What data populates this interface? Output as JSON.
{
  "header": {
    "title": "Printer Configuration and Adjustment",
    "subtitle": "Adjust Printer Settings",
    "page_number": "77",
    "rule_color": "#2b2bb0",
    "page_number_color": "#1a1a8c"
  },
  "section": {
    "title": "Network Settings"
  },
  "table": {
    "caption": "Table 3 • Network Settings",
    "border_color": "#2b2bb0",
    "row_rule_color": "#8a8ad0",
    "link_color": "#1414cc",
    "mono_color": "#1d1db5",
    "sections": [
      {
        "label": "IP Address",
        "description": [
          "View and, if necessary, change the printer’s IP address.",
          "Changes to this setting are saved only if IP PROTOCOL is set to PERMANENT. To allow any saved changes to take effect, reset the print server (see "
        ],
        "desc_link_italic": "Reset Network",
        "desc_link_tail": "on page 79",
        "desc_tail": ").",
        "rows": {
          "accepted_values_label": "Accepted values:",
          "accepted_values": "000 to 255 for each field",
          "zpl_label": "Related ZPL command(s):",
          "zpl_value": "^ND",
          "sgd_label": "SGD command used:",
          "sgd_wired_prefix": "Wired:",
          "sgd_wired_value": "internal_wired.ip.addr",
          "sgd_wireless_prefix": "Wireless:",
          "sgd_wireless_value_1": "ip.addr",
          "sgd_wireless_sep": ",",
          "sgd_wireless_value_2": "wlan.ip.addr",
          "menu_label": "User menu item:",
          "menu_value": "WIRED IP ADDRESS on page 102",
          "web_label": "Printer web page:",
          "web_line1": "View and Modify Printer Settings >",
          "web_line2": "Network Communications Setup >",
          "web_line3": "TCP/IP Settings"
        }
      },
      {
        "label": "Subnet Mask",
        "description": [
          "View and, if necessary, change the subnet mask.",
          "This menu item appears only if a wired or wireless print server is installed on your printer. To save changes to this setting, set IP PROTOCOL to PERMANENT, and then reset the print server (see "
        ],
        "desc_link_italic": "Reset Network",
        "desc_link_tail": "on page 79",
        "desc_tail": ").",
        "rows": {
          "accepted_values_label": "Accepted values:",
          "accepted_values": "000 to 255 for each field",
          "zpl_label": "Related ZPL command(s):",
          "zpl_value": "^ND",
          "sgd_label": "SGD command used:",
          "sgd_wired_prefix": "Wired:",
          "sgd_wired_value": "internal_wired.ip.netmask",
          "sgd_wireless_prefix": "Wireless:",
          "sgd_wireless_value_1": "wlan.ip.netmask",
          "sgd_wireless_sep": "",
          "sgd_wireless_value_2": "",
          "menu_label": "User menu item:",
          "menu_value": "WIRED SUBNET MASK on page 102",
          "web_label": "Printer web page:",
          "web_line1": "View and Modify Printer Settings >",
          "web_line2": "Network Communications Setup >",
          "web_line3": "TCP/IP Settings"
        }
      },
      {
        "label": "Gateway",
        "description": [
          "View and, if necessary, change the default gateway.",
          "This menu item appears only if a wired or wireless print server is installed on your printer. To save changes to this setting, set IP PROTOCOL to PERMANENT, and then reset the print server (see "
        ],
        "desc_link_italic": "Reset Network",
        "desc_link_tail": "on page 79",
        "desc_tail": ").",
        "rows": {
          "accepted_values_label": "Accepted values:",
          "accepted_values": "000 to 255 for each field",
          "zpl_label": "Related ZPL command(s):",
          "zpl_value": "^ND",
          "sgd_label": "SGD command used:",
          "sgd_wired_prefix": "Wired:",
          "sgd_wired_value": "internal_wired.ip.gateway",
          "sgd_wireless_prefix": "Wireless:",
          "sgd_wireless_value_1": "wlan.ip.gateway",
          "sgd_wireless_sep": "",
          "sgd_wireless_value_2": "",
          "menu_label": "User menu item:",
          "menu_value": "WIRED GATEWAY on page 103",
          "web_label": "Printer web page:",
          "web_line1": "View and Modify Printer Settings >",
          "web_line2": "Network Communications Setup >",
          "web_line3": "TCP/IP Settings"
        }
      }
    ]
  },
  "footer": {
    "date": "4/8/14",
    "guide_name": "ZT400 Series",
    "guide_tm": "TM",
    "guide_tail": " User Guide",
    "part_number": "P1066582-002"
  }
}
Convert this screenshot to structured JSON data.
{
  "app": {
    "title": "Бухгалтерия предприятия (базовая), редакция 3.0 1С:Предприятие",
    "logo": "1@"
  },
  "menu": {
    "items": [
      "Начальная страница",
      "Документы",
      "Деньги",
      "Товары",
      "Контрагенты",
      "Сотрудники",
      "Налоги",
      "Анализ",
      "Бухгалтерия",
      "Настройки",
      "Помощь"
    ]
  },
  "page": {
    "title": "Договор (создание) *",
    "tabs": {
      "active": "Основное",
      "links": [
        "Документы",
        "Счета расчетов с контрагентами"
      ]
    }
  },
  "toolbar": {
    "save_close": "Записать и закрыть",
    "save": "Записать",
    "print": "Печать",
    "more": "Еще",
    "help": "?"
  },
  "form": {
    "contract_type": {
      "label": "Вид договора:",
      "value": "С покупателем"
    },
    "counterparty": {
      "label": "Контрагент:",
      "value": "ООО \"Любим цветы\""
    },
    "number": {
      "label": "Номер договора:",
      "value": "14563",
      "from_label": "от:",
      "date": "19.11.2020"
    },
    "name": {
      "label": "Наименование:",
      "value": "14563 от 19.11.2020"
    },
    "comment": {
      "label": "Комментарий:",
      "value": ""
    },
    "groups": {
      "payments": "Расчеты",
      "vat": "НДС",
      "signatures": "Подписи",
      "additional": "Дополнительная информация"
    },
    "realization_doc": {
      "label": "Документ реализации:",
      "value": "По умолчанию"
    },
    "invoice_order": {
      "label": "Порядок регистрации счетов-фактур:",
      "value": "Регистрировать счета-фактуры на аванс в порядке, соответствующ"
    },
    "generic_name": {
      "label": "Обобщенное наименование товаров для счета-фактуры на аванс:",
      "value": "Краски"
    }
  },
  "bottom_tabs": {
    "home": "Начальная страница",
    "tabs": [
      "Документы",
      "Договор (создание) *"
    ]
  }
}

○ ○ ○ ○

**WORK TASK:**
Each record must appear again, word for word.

**ANSWER SPACE:**
What data populates this interface? Output as JSON.
{
  "header": {
    "title": "Printer Configuration and Adjustment",
    "subtitle": "Adjust Printer Settings",
    "page_number": "77",
    "rule_color": "#2b2bb0",
    "page_number_color": "#1a1a8c"
  },
  "section": {
    "title": "Network Settings"
  },
  "table": {
    "caption": "Table 3 • Network Settings",
    "border_color": "#2b2bb0",
    "row_rule_color": "#8a8ad0",
    "link_color": "#1414cc",
    "mono_color": "#1d1db5",
    "sections": [
      {
        "label": "IP Address",
        "description": [
          "View and, if necessary, change the printer’s IP address.",
          "Changes to this setting are saved only if IP PROTOCOL is set to PERMANENT. To allow any saved changes to take effect, reset the print server (see "
        ],
        "desc_link_italic": "Reset Network",
        "desc_link_tail": "on page 79",
        "desc_tail": ").",
        "rows": {
          "accepted_values_label": "Accepted values:",
          "accepted_values": "000 to 255 for each field",
          "zpl_label": "Related ZPL command(s):",
          "zpl_value": "^ND",
          "sgd_label": "SGD command used:",
          "sgd_wired_prefix": "Wired:",
          "sgd_wired_value": "internal_wired.ip.addr",
          "sgd_wireless_prefix": "Wireless:",
          "sgd_wireless_value_1": "ip.addr",
          "sgd_wireless_sep": ",",
          "sgd_wireless_value_2": "wlan.ip.addr",
          "menu_label": "User menu item:",
          "menu_value": "WIRED IP ADDRESS on page 102",
          "web_label": "Printer web page:",
          "web_line1": "View and Modify Printer Settings >",
          "web_line2": "Network Communications Setup >",
          "web_line3": "TCP/IP Settings"
        }
      },
      {
        "label": "Subnet Mask",
        "description": [
          "View and, if necessary, change the subnet mask.",
          "This menu item appears only if a wired or wireless print server is installed on your printer. To save changes to this setting, set IP PROTOCOL to PERMANENT, and then reset the print server (see "
        ],
        "desc_link_italic": "Reset Network",
        "desc_link_tail": "on page 79",
        "desc_tail": ").",
        "rows": {
          "accepted_values_label": "Accepted values:",
          "accepted_values": "000 to 255 for each field",
          "zpl_label": "Related ZPL command(s):",
          "zpl_value": "^ND",
          "sgd_label": "SGD command used:",
          "sgd_wired_prefix": "Wired:",
          "sgd_wired_value": "internal_wired.ip.netmask",
          "sgd_wireless_prefix": "Wireless:",
          "sgd_wireless_value_1": "wlan.ip.netmask",
          "sgd_wireless_sep": "",
          "sgd_wireless_value_2": "",
          "menu_label": "User menu item:",
          "menu_value": "WIRED SUBNET MASK on page 102",
          "web_label": "Printer web page:",
          "web_line1": "View and Modify Printer Settings >",
          "web_line2": "Network Communications Setup >",
          "web_line3": "TCP/IP Settings"
        }
      },
      {
        "label": "Gateway",
        "description": [
          "View and, if necessary, change the default gateway.",
          "This menu item appears only if a wired or wireless print server is installed on your printer. To save changes to this setting, set IP PROTOCOL to PERMANENT, and then reset the print server (see "
        ],
        "desc_link_italic": "Reset Network",
        "desc_link_tail": "on page 79",
        "desc_tail": ").",
        "rows": {
          "accepted_values_label": "Accepted values:",
          "accepted_values": "000 to 255 for each field",
          "zpl_label": "Related ZPL command(s):",
          "zpl_value": "^ND",
          "sgd_label": "SGD command used:",
          "sgd_wired_prefix": "Wired:",
          "sgd_wired_value": "internal_wired.ip.gateway",
          "sgd_wireless_prefix": "Wireless:",
          "sgd_wireless_value_1": "wlan.ip.gateway",
          "sgd_wireless_sep": "",
          "sgd_wireless_value_2": "",
          "menu_label": "User menu item:",
          "menu_value": "WIRED GATEWAY on page 103",
          "web_label": "Printer web page:",
          "web_line1": "View and Modify Printer Settings >",
          "web_line2": "Network Communications Setup >",
          "web_line3": "TCP/IP Settings"
        }
      }
    ]
  },
  "footer": {
    "date": "4/8/14",
    "guide_name": "ZT400 Series",
    "guide_tm": "TM",
    "guide_tail": " User Guide",
    "part_number": "P1066582-002"
  }
}
Convert this screenshot to structured JSON data.
{
  "app": {
    "title": "Бухгалтерия предприятия (базовая), редакция 3.0 1С:Предприятие",
    "logo": "1@"
  },
  "menu": {
    "items": [
      "Начальная страница",
      "Документы",
      "Деньги",
      "Товары",
      "Контрагенты",
      "Сотрудники",
      "Налоги",
      "Анализ",
      "Бухгалтерия",
      "Настройки",
      "Помощь"
    ]
  },
  "page": {
    "title": "Договор (создание) *",
    "tabs": {
      "active": "Основное",
      "links": [
        "Документы",
        "Счета расчетов с контрагентами"
      ]
    }
  },
  "toolbar": {
    "save_close": "Записать и закрыть",
    "save": "Записать",
    "print": "Печать",
    "more": "Еще",
    "help": "?"
  },
  "form": {
    "contract_type": {
      "label": "Вид договора:",
      "value": "С покупателем"
    },
    "counterparty": {
      "label": "Контрагент:",
      "value": "ООО \"Любим цветы\""
    },
    "number": {
      "label": "Номер договора:",
      "value": "14563",
      "from_label": "от:",
      "date": "19.11.2020"
    },
    "name": {
      "label": "Наименование:",
      "value": "14563 от 19.11.2020"
    },
    "comment": {
      "label": "Комментарий:",
      "value": ""
    },
    "groups": {
      "payments": "Расчеты",
      "vat": "НДС",
      "signatures": "Подписи",
      "additional": "Дополнительная информация"
    },
    "realization_doc": {
      "label": "Документ реализации:",
      "value": "По умолчанию"
    },
    "invoice_order": {
      "label": "Порядок регистрации счетов-фактур:",
      "value": "Регистрировать счета-фактуры на аванс в порядке, соответствующ"
    },
    "generic_name": {
      "label": "Обобщенное наименование товаров для счета-фактуры на аванс:",
      "value": "Краски"
    }
  },
  "bottom_tabs": {
    "home": "Начальная страница",
    "tabs": [
      "Документы",
      "Договор (создание) *"
    ]
  }
}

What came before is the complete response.